There are also some interesting additional features:
Starling Bank pays you a small amount of interest on the credit balance on your account (0.05% on balances up to £85,000)
It has high ATM withdrawal limits (Revolut has a £200 per month cap on the free card, Starling has a £300 per day limit I believe)
You can apply for an overdraft (interest applies) which will allow to spend even when the money pre-loaded onto your card runs out
You can pay in money at any Post Office (obviously you can transfer money electronically into your Starling account too)
Other features include the ability to lock the card from within the Starling app if it is lost or stolen.
Starling Bank is a fully licensed bank. You can, if you wish, pay your salary onto your debit card or ask friends and family to send money to your card using the standard sort code and account number format.
You can also set up direct debits and standing orders to be paid from your Starling balance, because this is a ‘proper’ online-only current account.
There is one other additional feature of using Starling Bank as opposed to taking cash withdrawals abroad from a credit card. ATM withdrawals via a credit card can show on your credit file and some potential lenders may take a negative view of this (they may think you are desperate for cash). As Starling is taking money from your own credit balance, it will not show on your credit file. Revolut will also not leave a trace on your credit file but they limit ATM withdrawals to £200 per month.
This is only a brief overview of what Starling Bank has to offer. I have no experience of it myself but a lot of HFP readers have been very positive about it.
It is important to note that this is a ‘proper’ current account. You can, of course, download the Starling Bank app, open an account to get the debit card and use it purely for travel purposes, but you will end up with a 2nd current account in your name.
There is no obligation to pay your salary into Starling however. You can fund your account via the app using a debit card from your main bank.
As this is a travel site, I don’t want to go into the specifics of how Starling Bank works as a current account provider. What we can say is that – with 0% fees on foreign spending and cash withdrawals – it ticks the two main boxes you want in a card to use abroad.
Want to earn more points from credit cards? – January 2021 update
If you are looking to apply for a new credit or charge card, here are our January 2021 recommendations based on the current sign-up bonus.
British Airways American Express
5,000 Avios for signing up, no annual fee and a companion voucher for spending £20,000 Read our full review
British Airways American Express Premium Plus
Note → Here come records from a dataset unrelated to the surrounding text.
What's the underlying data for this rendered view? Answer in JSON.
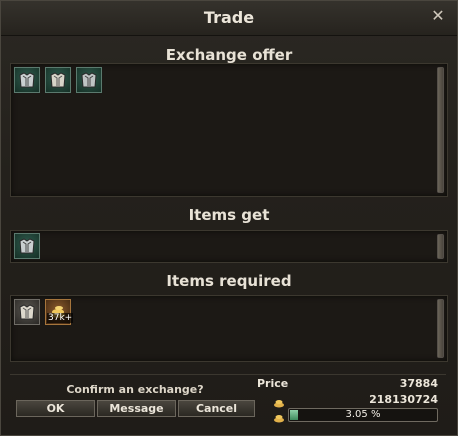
{
  "window": {
    "title": "Trade"
  },
  "sections": {
    "exchange_offer": "Exchange offer",
    "items_get": "Items get",
    "items_required": "Items required"
  },
  "exchange_offer_items": [
    {
      "icon": "armor-icon",
      "style": "teal"
    },
    {
      "icon": "armor-icon",
      "style": "teal"
    },
    {
      "icon": "armor-icon",
      "style": "teal"
    }
  ],
  "items_get_items": [
    {
      "icon": "armor-icon",
      "style": "teal"
    }
  ],
  "items_required_items": [
    {
      "icon": "armor-icon",
      "style": "grey"
    },
    {
      "icon": "gold-coins-icon",
      "style": "gold",
      "badge": "37k+"
    }
  ],
  "footer": {
    "confirm_text": "Confirm an exchange?",
    "ok_label": "OK",
    "message_label": "Message",
    "cancel_label": "Cancel",
    "price_label": "Price",
    "price_value": "37884",
    "balance_value": "218130724",
    "progress_text": "3.05 %",
    "progress_fraction": 0.0305
  },
  "colors": {
    "accent_green": "#3d8a5c",
    "gold": "#a6753c",
    "text": "#ece6da"
  }
}
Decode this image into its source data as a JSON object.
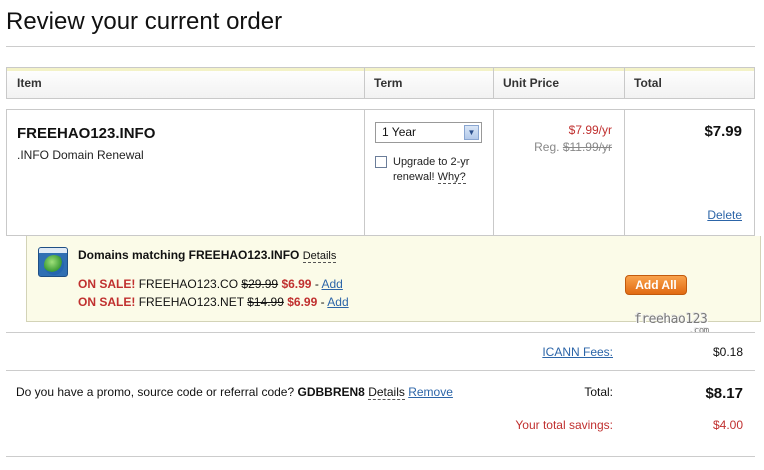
{
  "page": {
    "title": "Review your current order"
  },
  "table": {
    "headers": {
      "item": "Item",
      "term": "Term",
      "unit_price": "Unit Price",
      "total": "Total"
    }
  },
  "order_item": {
    "domain": "FREEHAO123.INFO",
    "description": ".INFO Domain Renewal",
    "term_selected": "1 Year",
    "upgrade_text_1": "Upgrade to 2-yr",
    "upgrade_text_2": "renewal!",
    "why_link": "Why?",
    "sale_price": "$7.99/yr",
    "reg_label": "Reg.",
    "reg_price": "$11.99/yr",
    "total": "$7.99",
    "delete_label": "Delete"
  },
  "suggestions": {
    "title": "Domains matching FREEHAO123.INFO",
    "details_label": "Details",
    "items": [
      {
        "sale_label": "ON SALE!",
        "domain": "FREEHAO123.CO",
        "old_price": "$29.99",
        "new_price": "$6.99",
        "sep": "-",
        "add_label": "Add"
      },
      {
        "sale_label": "ON SALE!",
        "domain": "FREEHAO123.NET",
        "old_price": "$14.99",
        "new_price": "$6.99",
        "sep": "-",
        "add_label": "Add"
      }
    ],
    "add_all_label": "Add All"
  },
  "watermark": {
    "text": "freehao123",
    "sub": ".com"
  },
  "summary": {
    "icann_label": "ICANN Fees:",
    "icann_value": "$0.18",
    "promo_question": "Do you have a promo, source code or referral code?",
    "promo_code": "GDBBREN8",
    "promo_details": "Details",
    "promo_remove": "Remove",
    "total_label": "Total:",
    "total_value": "$8.17",
    "savings_label": "Your total savings:",
    "savings_value": "$4.00"
  },
  "colors": {
    "sale_red": "#c0302f",
    "link_blue": "#2c65a8",
    "add_all_orange": "#e16a12",
    "suggest_bg": "#fbfbe8"
  },
  "icons": {
    "suggest": "globe-window-icon",
    "select_arrow": "chevron-down-icon"
  }
}
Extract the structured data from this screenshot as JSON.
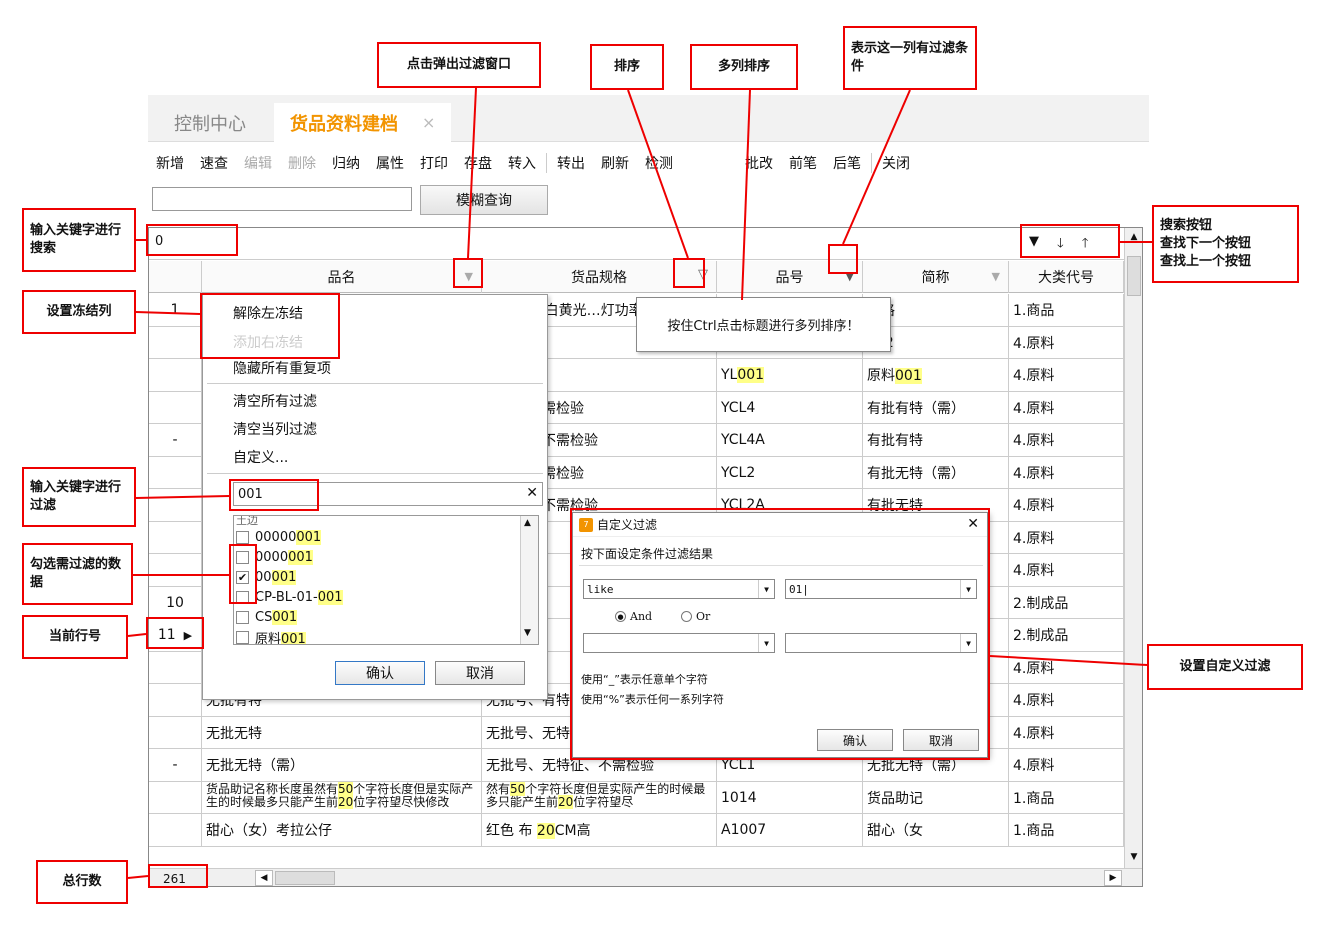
{
  "tabs": [
    {
      "label": "控制中心"
    },
    {
      "label": "货品资料建档",
      "close": "×"
    }
  ],
  "toolbar": [
    "新增",
    "速查",
    "编辑",
    "删除",
    "归纳",
    "属性",
    "打印",
    "存盘",
    "转入",
    "转出",
    "刷新",
    "检测",
    "批改",
    "前笔",
    "后笔",
    "关闭"
  ],
  "toolbar_disabled": [
    "编辑",
    "删除"
  ],
  "search": {
    "button": "模糊查询"
  },
  "filter_bar": {
    "value": "0"
  },
  "columns": [
    "品名",
    "货品规格",
    "品号",
    "简称",
    "大类代号"
  ],
  "rows": [
    {
      "num": "1",
      "spec": "0V 8655白黄光…灯功率28W",
      "code": "",
      "short": "规格",
      "cat": "1.商品"
    },
    {
      "num": "",
      "spec": "易碎",
      "code": "",
      "short": "002",
      "cat": "4.原料"
    },
    {
      "num": "",
      "spec": "12个一盒",
      "code": "YL001",
      "short": "原料001",
      "cat": "4.原料"
    },
    {
      "num": "",
      "spec": "有特征、需检验",
      "code": "YCL4",
      "short": "有批有特（需）",
      "cat": "4.原料"
    },
    {
      "num": "-",
      "spec": "有特征、不需检验",
      "code": "YCL4A",
      "short": "有批有特",
      "cat": "4.原料"
    },
    {
      "num": "",
      "spec": "无特征、需检验",
      "code": "YCL2",
      "short": "有批无特（需）",
      "cat": "4.原料"
    },
    {
      "num": "",
      "spec": "无特征、不需检验",
      "code": "YCL2A",
      "short": "有批无特",
      "cat": "4.原料"
    },
    {
      "num": "",
      "spec": "",
      "code": "",
      "short": "",
      "cat": "4.原料"
    },
    {
      "num": "",
      "spec": "",
      "code": "",
      "short": "",
      "cat": "4.原料"
    },
    {
      "num": "10",
      "spec": "",
      "code": "",
      "short": "",
      "cat": "2.制成品"
    },
    {
      "num": "11",
      "spec": "",
      "code": "",
      "short": "",
      "cat": "2.制成品"
    },
    {
      "num": "",
      "name": "",
      "spec": "有特",
      "code": "",
      "short": "",
      "cat": "4.原料"
    },
    {
      "num": "",
      "name": "无批有特",
      "spec": "无批号、有特",
      "code": "",
      "short": "",
      "cat": "4.原料"
    },
    {
      "num": "",
      "name": "无批无特",
      "spec": "无批号、无特",
      "code": "",
      "short": "",
      "cat": "4.原料"
    },
    {
      "num": "-",
      "name": "无批无特（需）",
      "spec": "无批号、无特征、不需检验",
      "code": "YCL1",
      "short": "无批无特（需）",
      "cat": "4.原料"
    },
    {
      "num": "",
      "name": "货品助记名称长度虽然有50个字符长度但是实际产生的时候最多只能产生前20位字符望尽快修改",
      "spec": "然有50个字符长度但是实际产生的时候最多只能产生前20位字符望尽",
      "code": "1014",
      "short": "货品助记",
      "cat": "1.商品"
    },
    {
      "num": "",
      "name": "甜心（女）考拉公仔",
      "spec": "红色 布 20CM高",
      "code": "A1007",
      "short": "甜心（女",
      "cat": "1.商品"
    }
  ],
  "total_rows": "261",
  "context_menu": {
    "items": [
      "解除左冻结",
      "添加右冻结",
      "隐藏所有重复项",
      "清空所有过滤",
      "清空当列过滤",
      "自定义..."
    ],
    "filter_value": "001",
    "clear": "✕",
    "list_top": "土边",
    "checklist": [
      {
        "label": "00000001",
        "checked": false
      },
      {
        "label": "0000001",
        "checked": false
      },
      {
        "label": "00001",
        "checked": true
      },
      {
        "label": "CP-BL-01-001",
        "checked": false
      },
      {
        "label": "CS001",
        "checked": false
      },
      {
        "label": "原料001",
        "checked": false
      }
    ],
    "ok": "确认",
    "cancel": "取消"
  },
  "tooltip": "按住Ctrl点击标题进行多列排序！",
  "dialog": {
    "title": "自定义过滤",
    "logo": "7",
    "close": "✕",
    "instruction": "按下面设定条件过滤结果",
    "op1": "like",
    "val1": "01|",
    "and": "And",
    "or": "Or",
    "hint1": "使用“_”表示任意单个字符",
    "hint2": "使用“%”表示任何一系列字符",
    "ok": "确认",
    "cancel": "取消"
  },
  "callouts": {
    "filter_popup": "点击弹出过滤窗口",
    "sort": "排序",
    "multi_sort": "多列排序",
    "has_filter": "表示这一列有过滤条件",
    "search_keyword": "输入关键字进行搜索",
    "search_buttons": "搜索按钮\n查找下一个按钮\n查找上一个按钮",
    "freeze": "设置冻结列",
    "filter_keyword": "输入关键字进行过滤",
    "check_filter": "勾选需过滤的数据",
    "current_row": "当前行号",
    "total": "总行数",
    "custom_filter": "设置自定义过滤"
  },
  "colors": {
    "accent": "#f29400",
    "annotation": "#ee0000",
    "highlight": "#ffff88"
  }
}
25,000 Avios and the UK’s most valuable credit card perk – the 2-4-1 companion voucher Read our full review
American Express Preferred Rewards Gold
Your best beginner’s card – 20,000 points, FREE for a year & two airport lounge passes Read our full review
The Platinum Card from American Express
30,000 points and an unbeatable set of travel benefits – for a fee Read our full review
Virgin Atlantic Reward+ Mastercard
15,000 points bonus and the most generous non-Amex for day to day spending Read our full review
Earning miles and points from small business cards
If you are a sole trader or run a small company, you may also want to check out these:
American Express Business Gold
20,000 points sign-up bonus and free for a year Read our full review
American Express Business Platinum
40,000 points sign-up bonus and a long list of travel benefits Read our full review
British Airways Accelerating Business American Express
Earn both Avios and BA On Business points with your business spending Read our full review
Capital On Tap Business Rewards Visa
The most generous Avios Visa or Mastercard for a limited company Read our full review
Disclaimer: Head for Points is a journalistic website. Nothing here should be construed as financial advice, and it is your own responsibility to ensure that any product is right for your circumstances. Recommendations are based primarily on the ability to earn miles and points and do not consider interest rates, service levels or any impact on your credit history. By recommending credit cards on this site, I am – technically – acting as a credit broker. Robert Burgess, trading as Head for Points, is regulated and authorised by the Financial Conduct Authority to act as a credit broker.